Sprachen lehren-Sprachen lernen. Perspektiven für die Lehrerbildung in Europa. Frankfurt/Main: Peter Lang.

LINGUISTIC PROFILING

We currently work on the teaching research project "Linguistic Profiling." This project replicates John Baugh's study which investigates housing discrimination towards people with African American and Chicano accents. Based on the Gardner and Lambert's matched guise technique, the Bremen study tests Turkish, American and German accents to investigate discrimination towards these accents in different parts of town. Both qualitative and quantitative data is investigated in regard to structural patterns of such conversations and statistical significant outcomes. The data is generated by students participating in the course "Empirical Methods in Linguistics". The results represent statistically relevant differences among different accent groups that will be published soon.

URBAN SPACE -MEMBERSHIP -PLACE NAMES

Another project Inke DuBois is currently working on is concerned with space and time expressions. They always co-occur since speakers contextualize their embodied being within spatial and temporal dimensions. Bakhtin (1989) identifies the spatiotemporal dimension as "chronotopos" - which means that time and space fuse together. People generate, share and sustain contexts as they constitute enculturated bodies in talk. In narratives, we speak of the "multiscale nesting of contexts" in which a narrating person has embedded and sustained him- or herself (Streeck& Jordan, 2009). The physical body is hence a heterochronic semiotic device and self-sustaining embodiment of contexts. I currently look at the collective and individual meaning of spatial temporal expressions in immigrant narratives.

Relevant publications

Bakhtin, Mikael. 1989. Formen der Zeit im Roman. Untersuchungen zur historischen Poetik. Frankfurt/Main: Fischer.

Levinson, Stephen C. 2003. Space in Language and Cognition. Cambridge: Cambridge University Press.
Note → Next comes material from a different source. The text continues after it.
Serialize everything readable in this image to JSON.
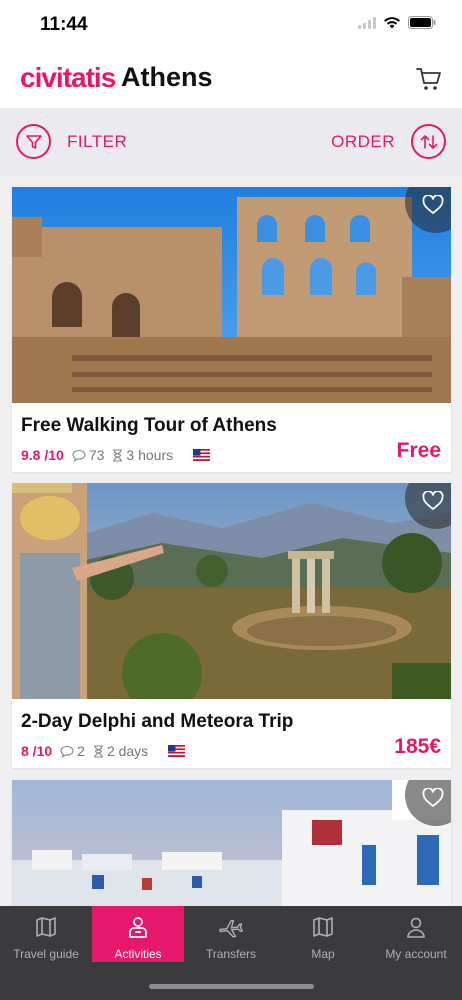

J. Streeck & J.S. Jordan. 2009. Communication as a dynamical self-sustaining system: The importance of time-scales and nested contexts. Communication Theory, 19, 448–467.
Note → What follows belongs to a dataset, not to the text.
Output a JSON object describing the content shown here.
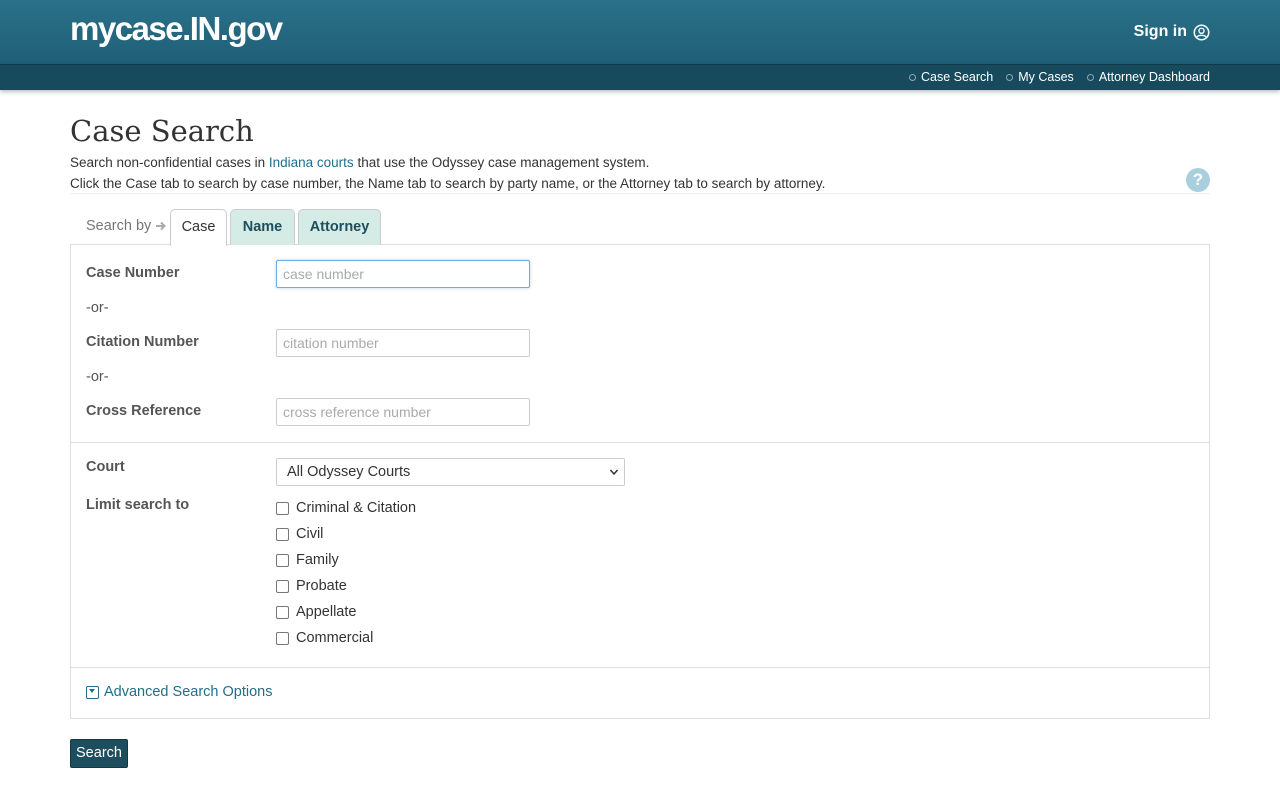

Baumgarten, N., I. Du Bois & J. House (2012), Subjectivity in Language and in Discourse (Studies in Pragmatics, Volume 10). Leiden: Brill.
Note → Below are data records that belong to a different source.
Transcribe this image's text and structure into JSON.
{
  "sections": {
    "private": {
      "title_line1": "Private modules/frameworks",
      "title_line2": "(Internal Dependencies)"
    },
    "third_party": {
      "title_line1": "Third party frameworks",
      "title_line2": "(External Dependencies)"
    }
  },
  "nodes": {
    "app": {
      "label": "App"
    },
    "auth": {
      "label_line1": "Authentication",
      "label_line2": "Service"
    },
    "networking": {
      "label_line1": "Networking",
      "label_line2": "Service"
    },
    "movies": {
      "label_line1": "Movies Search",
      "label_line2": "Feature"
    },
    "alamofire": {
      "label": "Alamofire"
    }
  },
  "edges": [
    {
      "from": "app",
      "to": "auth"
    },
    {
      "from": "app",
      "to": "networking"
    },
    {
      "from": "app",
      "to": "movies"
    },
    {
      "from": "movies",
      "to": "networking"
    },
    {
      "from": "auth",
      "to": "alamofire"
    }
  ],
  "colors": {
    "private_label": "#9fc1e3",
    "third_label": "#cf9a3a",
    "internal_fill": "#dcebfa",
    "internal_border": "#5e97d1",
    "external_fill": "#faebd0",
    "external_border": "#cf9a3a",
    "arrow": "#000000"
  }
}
Baumgarten, N. & I. Du Bois (2012), "Code-switching as appraisal resource in talking about third parties", Linguistik Online 51 (1). Special Issue: Respect and the 3rd Person in a Multilingual Perspective (edited by S. Jekat und C. Hohenstein).

Du Bois, I. (2011), "Teaching the Standard Language to Speakers of Minority Varieties: the Case of African American Vernacular and Kanak Sprak", in: Elsner, D. & Wildemann, A. (eds.), Sprachen lehren-Sprachen lernen. Perspektiven für die Lehrerbildung in Europa. Frankfurt/Main: Peter Lang.

Du Bois, I. (2010a), Discursive Constructions of Immigrant Identity. A Sociolinguistic Trend Study on Long-Term American Immigrants. Frankfurt/ New York: Peter Lang.

Du Bois, I. (2010b), "Language Attrition and Code-switching as Markers of Intercultural Identity of American Immigrants", Stellenbosch Papers in Linguistics (SPIL) PLUS, 39, 1-16.

Du Bois, I. (2009a), " 'Wir bleiben Kanzlerin - We are pregnant' ? Semantic, Grammatical and Pragmatic Aspects of Pronoun Deixis in Multilingual Discourse", Saarland Working Papers in Linguistics (SWPL) 3, 21-34.

Du Bois, I. (2009b), "Structural Constraints on Intramorphological Codeswitching and Implications on Cultural Identities of German Immigrants", in Cornillie B., Lambert J., Swiggers P. (eds.). Linguistic Identities, Language Shift and Language Policy in Europe. Leuven - Paris - Walpole: Peeters. Orbis Supplementa 33: 27-43.

Du Bois, I. & N. Baumgarten (2008), " 'It was my life. I was single. I had a job.' Die Konstruktion professioneller Identität im Migrationskontext. US amerikanische Expatriates in Deutschland", In Erfurt, J. & Amelina, M. (Hrsg.) Bildungseliten, Migration und Mehrsprachigkeit. Osnabrücker Beiträge zur Sprachtheorie (2008), 75: 43-62.